This neighborhood in my site is dedicated to various exploration in the intersection of the theory of culture, as understood in the anthropological tradition, and the theory of education, as understood--I believe--by philosophers. The two fields have had an uneasy relationship and yet much could be gained by bringing them together systematically as, perhaps, two aspects of the same fundamental human process.

In these projects, I continue to ponder matters that have always fascinated me, first when I became aware of "America" as an object, and then when I worked around schools and homes, exploring possibilities, and facing the often dismal effects of the hegemony of schooling. Human beings make worlds unimaginable until they become common sense. It has been the fundamental contribution of anthropology that it has emphasized, in different vocabularies, the arbitrary, the constructed, the wildly enabling and disabling, the "cultural" that human beings then have to live by as they get born, meet their neighbors, invade or are invaded, in exploration, trade, war, etc. Culture must, thus, involve continuing change, in all practices "of the body" (including all that is glossed as personality or identity), as well as in all practices of the common sense, including language, customs of everyday life, elaborated and institutionalized prescriptions, laws, etc. But this kind of change cannot simply be taken a product of extraordinary happenstance as if, everything else being equal, "things" would stand still. It must be taken as fundamental and a direct corrolary of the arbitrary, constructed, wildly enabling and disabling foundations of humanity.

If the human world is "always already again" wild and unimaginable, that is surprising exciting, fearsome and dangerous, it must excite the imagination, produce wonder, experimentation, seeking, deliberation with friends and foes, work, sometimes extremely dangerous work, to find out what can be done, and to attempt to get it done even as it is being taken apart. This work may partially involve "learning" but learning, by itself, is not enough for one can never stay long with what one has learned. Others (children, peers, adversaries) will always make this moot. What must be involved is "education" as, to paraphrase Cremin, Garfinkel, and Lave, "ongoing, systematic, deliberate, work at moving people across factual, indeed immortal, polities of practice."
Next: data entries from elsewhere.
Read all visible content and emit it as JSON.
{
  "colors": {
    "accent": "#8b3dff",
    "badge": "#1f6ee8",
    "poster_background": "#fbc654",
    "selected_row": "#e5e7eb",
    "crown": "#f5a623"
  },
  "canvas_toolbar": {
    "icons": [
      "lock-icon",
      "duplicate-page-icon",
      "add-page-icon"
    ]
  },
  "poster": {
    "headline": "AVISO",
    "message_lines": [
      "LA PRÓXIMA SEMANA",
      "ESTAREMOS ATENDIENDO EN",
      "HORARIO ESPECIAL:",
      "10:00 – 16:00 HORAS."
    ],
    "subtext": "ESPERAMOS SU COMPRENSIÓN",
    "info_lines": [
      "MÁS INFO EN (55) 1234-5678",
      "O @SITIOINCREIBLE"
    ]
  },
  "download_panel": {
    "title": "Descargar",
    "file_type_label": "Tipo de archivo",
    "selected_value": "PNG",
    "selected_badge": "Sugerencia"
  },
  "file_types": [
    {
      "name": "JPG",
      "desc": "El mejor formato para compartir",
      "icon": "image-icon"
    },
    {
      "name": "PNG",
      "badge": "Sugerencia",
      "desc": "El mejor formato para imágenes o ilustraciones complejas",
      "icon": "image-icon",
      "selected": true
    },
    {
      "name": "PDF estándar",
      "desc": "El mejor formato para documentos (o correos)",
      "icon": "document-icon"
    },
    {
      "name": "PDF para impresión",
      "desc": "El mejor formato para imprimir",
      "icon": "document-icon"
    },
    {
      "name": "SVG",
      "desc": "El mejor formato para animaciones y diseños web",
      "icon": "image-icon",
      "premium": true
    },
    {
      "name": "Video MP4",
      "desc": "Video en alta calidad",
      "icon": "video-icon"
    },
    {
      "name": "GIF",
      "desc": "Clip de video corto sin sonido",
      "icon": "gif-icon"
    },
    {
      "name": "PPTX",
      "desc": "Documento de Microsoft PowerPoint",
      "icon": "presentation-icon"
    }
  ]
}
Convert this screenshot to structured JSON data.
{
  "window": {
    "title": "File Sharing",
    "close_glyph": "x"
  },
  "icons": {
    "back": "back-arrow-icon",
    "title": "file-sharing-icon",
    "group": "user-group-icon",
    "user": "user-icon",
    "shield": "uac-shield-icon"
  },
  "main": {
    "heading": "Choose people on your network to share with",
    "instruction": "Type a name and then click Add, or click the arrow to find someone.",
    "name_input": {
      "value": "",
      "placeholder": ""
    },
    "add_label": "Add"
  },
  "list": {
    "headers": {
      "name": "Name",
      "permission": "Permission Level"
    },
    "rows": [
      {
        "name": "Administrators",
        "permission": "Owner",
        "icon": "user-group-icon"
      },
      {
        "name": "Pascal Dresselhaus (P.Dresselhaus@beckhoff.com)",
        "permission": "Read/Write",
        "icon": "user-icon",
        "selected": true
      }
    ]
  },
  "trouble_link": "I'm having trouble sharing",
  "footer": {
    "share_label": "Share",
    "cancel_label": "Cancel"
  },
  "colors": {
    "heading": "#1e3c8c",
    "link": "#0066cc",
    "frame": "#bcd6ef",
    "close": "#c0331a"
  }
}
This neighborhood mostly include (un-published, in process) "explorations" and other temporary musings, often in collaboration with colleagues around the United States. It builds on my earlier work on matters relating to "education," and takes it in another direction.  Starting in the Fall 2009, I have convened a working group on "everyday education" and proposed a Center for Everyday Education.